[Opening Extracted material section]
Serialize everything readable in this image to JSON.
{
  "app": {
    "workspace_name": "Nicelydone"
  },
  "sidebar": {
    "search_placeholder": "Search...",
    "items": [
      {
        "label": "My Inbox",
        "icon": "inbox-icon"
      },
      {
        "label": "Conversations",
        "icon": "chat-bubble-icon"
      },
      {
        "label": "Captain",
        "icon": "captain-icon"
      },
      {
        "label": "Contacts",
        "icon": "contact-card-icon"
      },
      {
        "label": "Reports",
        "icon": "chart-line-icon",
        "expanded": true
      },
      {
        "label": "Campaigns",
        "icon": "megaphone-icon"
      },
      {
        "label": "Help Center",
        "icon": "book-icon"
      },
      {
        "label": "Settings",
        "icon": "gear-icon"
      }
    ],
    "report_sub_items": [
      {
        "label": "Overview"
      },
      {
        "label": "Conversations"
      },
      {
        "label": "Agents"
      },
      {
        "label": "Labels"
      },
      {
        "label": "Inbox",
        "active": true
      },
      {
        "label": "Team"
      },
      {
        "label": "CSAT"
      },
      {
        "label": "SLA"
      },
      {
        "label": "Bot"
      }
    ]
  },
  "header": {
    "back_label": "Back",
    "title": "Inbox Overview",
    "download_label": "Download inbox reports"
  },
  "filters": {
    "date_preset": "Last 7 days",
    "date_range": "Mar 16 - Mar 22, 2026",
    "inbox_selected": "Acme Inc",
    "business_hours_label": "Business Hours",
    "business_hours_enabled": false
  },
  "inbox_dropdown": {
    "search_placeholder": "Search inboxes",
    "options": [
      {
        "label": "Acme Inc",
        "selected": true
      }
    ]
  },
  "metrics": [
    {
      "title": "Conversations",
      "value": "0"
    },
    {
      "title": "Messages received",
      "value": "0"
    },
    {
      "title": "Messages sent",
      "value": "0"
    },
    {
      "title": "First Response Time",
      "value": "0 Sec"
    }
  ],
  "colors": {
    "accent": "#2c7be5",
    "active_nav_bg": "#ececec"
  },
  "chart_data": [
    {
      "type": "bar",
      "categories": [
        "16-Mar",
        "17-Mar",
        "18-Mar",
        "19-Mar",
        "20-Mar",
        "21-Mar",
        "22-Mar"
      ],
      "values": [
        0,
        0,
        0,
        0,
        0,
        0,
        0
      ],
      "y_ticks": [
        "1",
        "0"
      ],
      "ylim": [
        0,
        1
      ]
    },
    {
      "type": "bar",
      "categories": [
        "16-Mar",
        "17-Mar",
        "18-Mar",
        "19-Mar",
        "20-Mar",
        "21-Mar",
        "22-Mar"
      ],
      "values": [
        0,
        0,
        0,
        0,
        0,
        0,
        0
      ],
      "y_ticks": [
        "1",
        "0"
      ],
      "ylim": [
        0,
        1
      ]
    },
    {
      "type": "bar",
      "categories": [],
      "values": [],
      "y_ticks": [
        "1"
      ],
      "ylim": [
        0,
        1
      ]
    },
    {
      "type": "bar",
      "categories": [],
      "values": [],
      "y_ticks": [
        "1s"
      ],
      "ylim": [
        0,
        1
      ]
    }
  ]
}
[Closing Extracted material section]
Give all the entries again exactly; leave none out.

Serialize everything readable in this image to JSON.
{
  "app": {
    "workspace_name": "Nicelydone"
  },
  "sidebar": {
    "search_placeholder": "Search...",
    "items": [
      {
        "label": "My Inbox",
        "icon": "inbox-icon"
      },
      {
        "label": "Conversations",
        "icon": "chat-bubble-icon"
      },
      {
        "label": "Captain",
        "icon": "captain-icon"
      },
      {
        "label": "Contacts",
        "icon": "contact-card-icon"
      },
      {
        "label": "Reports",
        "icon": "chart-line-icon",
        "expanded": true
      },
      {
        "label": "Campaigns",
        "icon": "megaphone-icon"
      },
      {
        "label": "Help Center",
        "icon": "book-icon"
      },
      {
        "label": "Settings",
        "icon": "gear-icon"
      }
    ],
    "report_sub_items": [
      {
        "label": "Overview"
      },
      {
        "label": "Conversations"
      },
      {
        "label": "Agents"
      },
      {
        "label": "Labels"
      },
      {
        "label": "Inbox",
        "active": true
      },
      {
        "label": "Team"
      },
      {
        "label": "CSAT"
      },
      {
        "label": "SLA"
      },
      {
        "label": "Bot"
      }
    ]
  },
  "header": {
    "back_label": "Back",
    "title": "Inbox Overview",
    "download_label": "Download inbox reports"
  },
  "filters": {
    "date_preset": "Last 7 days",
    "date_range": "Mar 16 - Mar 22, 2026",
    "inbox_selected": "Acme Inc",
    "business_hours_label": "Business Hours",
    "business_hours_enabled": false
  },
  "inbox_dropdown": {
    "search_placeholder": "Search inboxes",
    "options": [
      {
        "label": "Acme Inc",
        "selected": true
      }
    ]
  },
  "metrics": [
    {
      "title": "Conversations",
      "value": "0"
    },
    {
      "title": "Messages received",
      "value": "0"
    },
    {
      "title": "Messages sent",
      "value": "0"
    },
    {
      "title": "First Response Time",
      "value": "0 Sec"
    }
  ],
  "colors": {
    "accent": "#2c7be5",
    "active_nav_bg": "#ececec"
  },
  "chart_data": [
    {
      "type": "bar",
      "categories": [
        "16-Mar",
        "17-Mar",
        "18-Mar",
        "19-Mar",
        "20-Mar",
        "21-Mar",
        "22-Mar"
      ],
      "values": [
        0,
        0,
        0,
        0,
        0,
        0,
        0
      ],
      "y_ticks": [
        "1",
        "0"
      ],
      "ylim": [
        0,
        1
      ]
    },
    {
      "type": "bar",
      "categories": [
        "16-Mar",
        "17-Mar",
        "18-Mar",
        "19-Mar",
        "20-Mar",
        "21-Mar",
        "22-Mar"
      ],
      "values": [
        0,
        0,
        0,
        0,
        0,
        0,
        0
      ],
      "y_ticks": [
        "1",
        "0"
      ],
      "ylim": [
        0,
        1
      ]
    },
    {
      "type": "bar",
      "categories": [],
      "values": [],
      "y_ticks": [
        "1"
      ],
      "ylim": [
        0,
        1
      ]
    },
    {
      "type": "bar",
      "categories": [],
      "values": [],
      "y_ticks": [
        "1s"
      ],
      "ylim": [
        0,
        1
      ]
    }
  ]
}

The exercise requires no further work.